Would you repeat each line below exactly, without the pictures?

'''

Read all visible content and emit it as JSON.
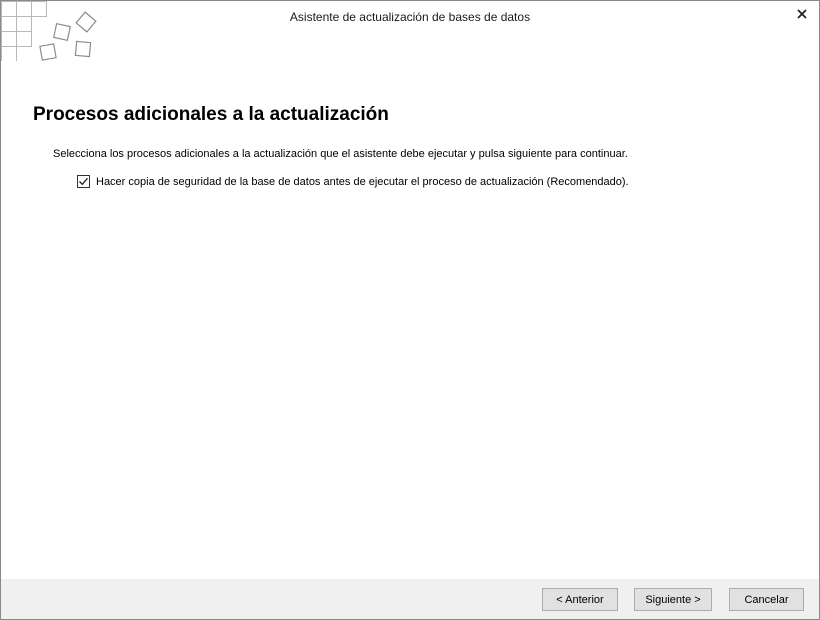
{
  "window": {
    "title": "Asistente de actualización de bases de datos",
    "close_icon": "close-icon"
  },
  "page": {
    "heading": "Procesos adicionales a la actualización",
    "description": "Selecciona los procesos adicionales a la actualización que el asistente debe ejecutar y pulsa siguiente para continuar.",
    "options": [
      {
        "label": "Hacer copia de seguridad de la base de datos antes de ejecutar el proceso de actualización (Recomendado).",
        "checked": true
      }
    ]
  },
  "footer": {
    "prev_label": "< Anterior",
    "next_label": "Siguiente >",
    "cancel_label": "Cancelar"
  }
}
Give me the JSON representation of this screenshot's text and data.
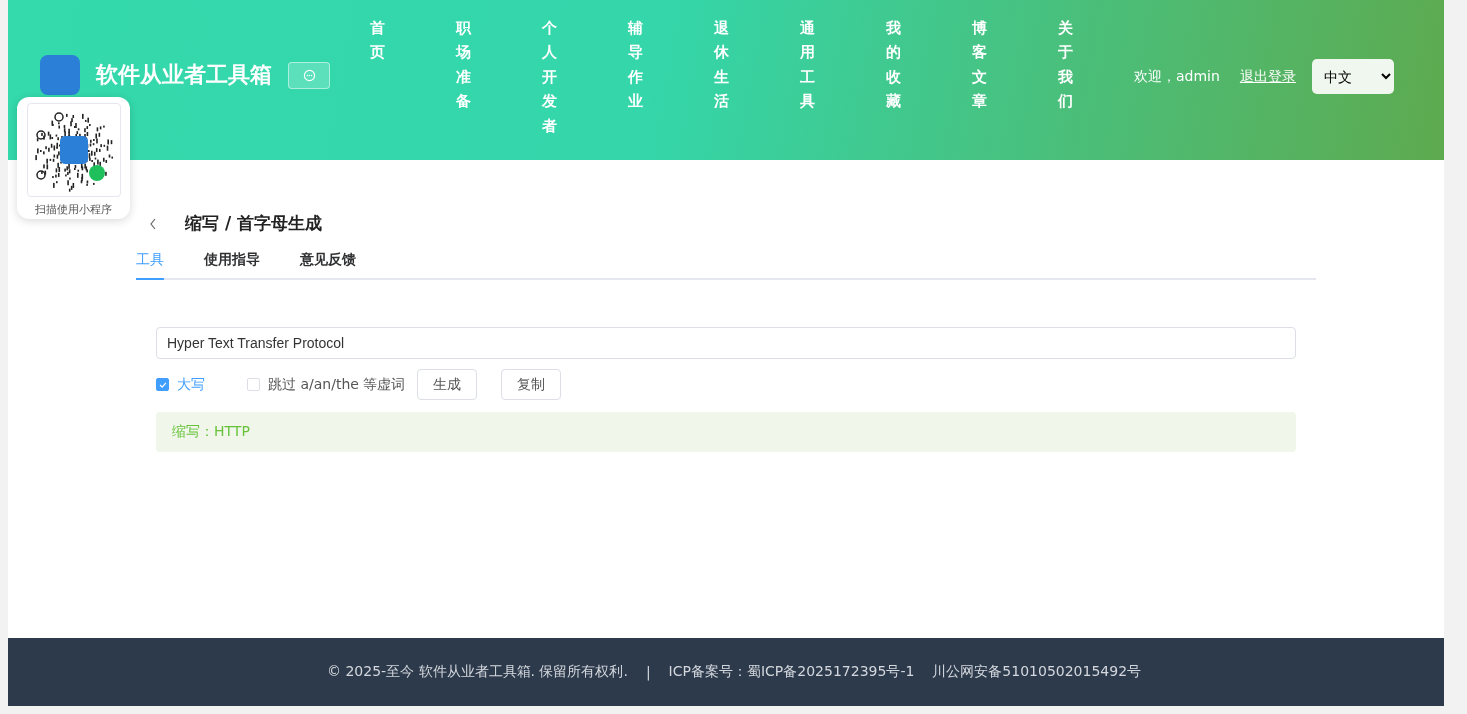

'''

**Worked solution**.
Read all visible content and emit it as JSON.
{
  "window": {
    "title": "Asistente de actualización de bases de datos",
    "close_icon": "close-icon"
  },
  "page": {
    "heading": "Procesos adicionales a la actualización",
    "description": "Selecciona los procesos adicionales a la actualización que el asistente debe ejecutar y pulsa siguiente para continuar.",
    "options": [
      {
        "label": "Hacer copia de seguridad de la base de datos antes de ejecutar el proceso de actualización (Recomendado).",
        "checked": true
      }
    ]
  },
  "footer": {
    "prev_label": "< Anterior",
    "next_label": "Siguiente >",
    "cancel_label": "Cancelar"
  }
}
Give me the JSON representation of this screenshot's text and data.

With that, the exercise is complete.